Business Failures: Asians — American Indians

John Disney
7 min readMar 19, 2022

Keys to Profitable Business Ventures with Specific Ethnicities

After many years of trial and error in business relationships with Southwestern U.S. American Indians and Asians living in America, this article is geared toward Americans that are somewhat inept in this area. By this I mean, most U.S. born Americans do not truly understand the deep cultural origins that will help them access successful business relationships with many Asians and American Indians. You see, all ethnic groups (particularly these 2 groups) do not think like the average ‘money and success centered’ American. Although career and money are important to everyone, some ethnicities have their priorities elsewhere (such as religion or family). I’m sure there are other ethnic groups (e.g., Ukrainians) that have similar business and family values, but I’ll focus on the areas that I’m most familiar with.

Note: There are always exceptions to the rule, as any group of people will have subversive elements. Thus, remember that these are my general observations because not every person from The East (which includes the country of India) or an American Indian Tribe is this ideal. We all must strive toward the below mentioned guidelines however, particularly in respect to financial success, relationship building and friendly fruitful conversations.

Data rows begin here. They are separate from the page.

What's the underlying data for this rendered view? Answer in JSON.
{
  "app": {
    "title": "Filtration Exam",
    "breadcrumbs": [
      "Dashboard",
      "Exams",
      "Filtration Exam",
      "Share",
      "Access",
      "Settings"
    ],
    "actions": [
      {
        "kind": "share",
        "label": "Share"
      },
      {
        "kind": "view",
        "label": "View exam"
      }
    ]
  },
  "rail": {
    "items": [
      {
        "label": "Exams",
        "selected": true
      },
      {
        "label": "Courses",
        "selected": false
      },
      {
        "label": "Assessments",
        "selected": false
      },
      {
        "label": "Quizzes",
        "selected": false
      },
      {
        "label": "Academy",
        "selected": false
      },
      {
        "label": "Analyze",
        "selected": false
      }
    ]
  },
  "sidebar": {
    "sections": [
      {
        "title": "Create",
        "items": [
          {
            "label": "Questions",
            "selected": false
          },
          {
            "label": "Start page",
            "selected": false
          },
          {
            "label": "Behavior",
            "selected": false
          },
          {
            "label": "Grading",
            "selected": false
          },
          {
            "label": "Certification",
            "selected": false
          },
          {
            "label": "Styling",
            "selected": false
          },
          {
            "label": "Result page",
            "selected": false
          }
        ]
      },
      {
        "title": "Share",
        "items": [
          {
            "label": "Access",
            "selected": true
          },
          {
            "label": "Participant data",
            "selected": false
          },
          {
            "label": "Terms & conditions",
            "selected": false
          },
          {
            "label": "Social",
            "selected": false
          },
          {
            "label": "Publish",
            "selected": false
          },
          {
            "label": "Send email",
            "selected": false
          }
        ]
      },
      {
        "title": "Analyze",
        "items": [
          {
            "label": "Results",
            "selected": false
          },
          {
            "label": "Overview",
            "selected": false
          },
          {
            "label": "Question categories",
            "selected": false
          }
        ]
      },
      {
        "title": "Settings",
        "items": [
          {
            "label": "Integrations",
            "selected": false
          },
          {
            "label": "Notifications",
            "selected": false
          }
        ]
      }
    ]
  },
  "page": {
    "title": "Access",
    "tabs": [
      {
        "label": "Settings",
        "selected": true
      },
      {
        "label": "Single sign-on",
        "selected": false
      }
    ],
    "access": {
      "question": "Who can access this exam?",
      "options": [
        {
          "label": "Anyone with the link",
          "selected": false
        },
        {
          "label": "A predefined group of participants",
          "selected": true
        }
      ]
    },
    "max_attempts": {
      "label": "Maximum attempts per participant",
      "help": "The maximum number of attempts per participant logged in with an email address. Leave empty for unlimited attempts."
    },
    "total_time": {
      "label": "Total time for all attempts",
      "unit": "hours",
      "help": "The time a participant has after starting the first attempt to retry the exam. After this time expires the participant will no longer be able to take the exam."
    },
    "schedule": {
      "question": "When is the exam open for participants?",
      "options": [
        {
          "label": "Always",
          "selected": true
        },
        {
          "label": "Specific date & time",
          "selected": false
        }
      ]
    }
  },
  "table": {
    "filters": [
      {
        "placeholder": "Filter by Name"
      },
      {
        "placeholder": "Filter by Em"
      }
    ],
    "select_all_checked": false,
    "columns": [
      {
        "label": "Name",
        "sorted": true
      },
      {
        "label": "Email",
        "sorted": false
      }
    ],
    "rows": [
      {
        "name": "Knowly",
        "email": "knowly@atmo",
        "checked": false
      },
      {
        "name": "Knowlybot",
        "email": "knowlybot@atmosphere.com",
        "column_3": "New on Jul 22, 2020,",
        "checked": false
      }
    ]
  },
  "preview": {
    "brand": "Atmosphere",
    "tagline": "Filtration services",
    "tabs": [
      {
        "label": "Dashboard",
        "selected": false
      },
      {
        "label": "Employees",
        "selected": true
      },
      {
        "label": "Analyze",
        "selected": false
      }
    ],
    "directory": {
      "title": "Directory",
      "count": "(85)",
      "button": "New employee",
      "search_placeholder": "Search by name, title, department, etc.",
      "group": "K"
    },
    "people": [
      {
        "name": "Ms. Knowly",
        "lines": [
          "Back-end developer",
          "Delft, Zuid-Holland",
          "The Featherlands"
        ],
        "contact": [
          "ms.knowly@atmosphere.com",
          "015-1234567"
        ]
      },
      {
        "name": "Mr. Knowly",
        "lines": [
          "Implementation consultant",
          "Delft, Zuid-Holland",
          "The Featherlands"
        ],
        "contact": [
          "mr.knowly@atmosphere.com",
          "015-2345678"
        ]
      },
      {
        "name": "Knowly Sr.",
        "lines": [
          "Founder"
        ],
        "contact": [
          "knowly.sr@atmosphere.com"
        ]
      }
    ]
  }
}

U.S. born Americans need to understand how important it is to be patient and show respect by spending time getting to know clients on a personal level, before jumping into trying to promote something. If you are only interested in advancing your agenda, your product, or yourself, certain ethnic groups will see right through you and see your offering as not beneficial at all to them. Needless to say, you will not get very far in business, nor remain prosperous if your methods are selfish, arrogant, or self-promoting. Providing an important life benefit for someone, without the embellishing hype and lies, is what a smart Asian/Indian consumer looks for. Asking them about their family, their homeland, and how they have achieved success; are good conversational starting points. I’ve seen Americans, on far too many occasions, that just don’t seem to “get it”; and the importance of putting the interest of others before their own greed. A forceful “hard sell” of your product, religious beliefs, financial services, or political bias is a sure-fire way to get the proverbial “door slammed in your face.”

John Disney

Investment Manager, “Social Media Influencer” & Christian Audience Entertainer: Search YouTube for @RedwoodCastle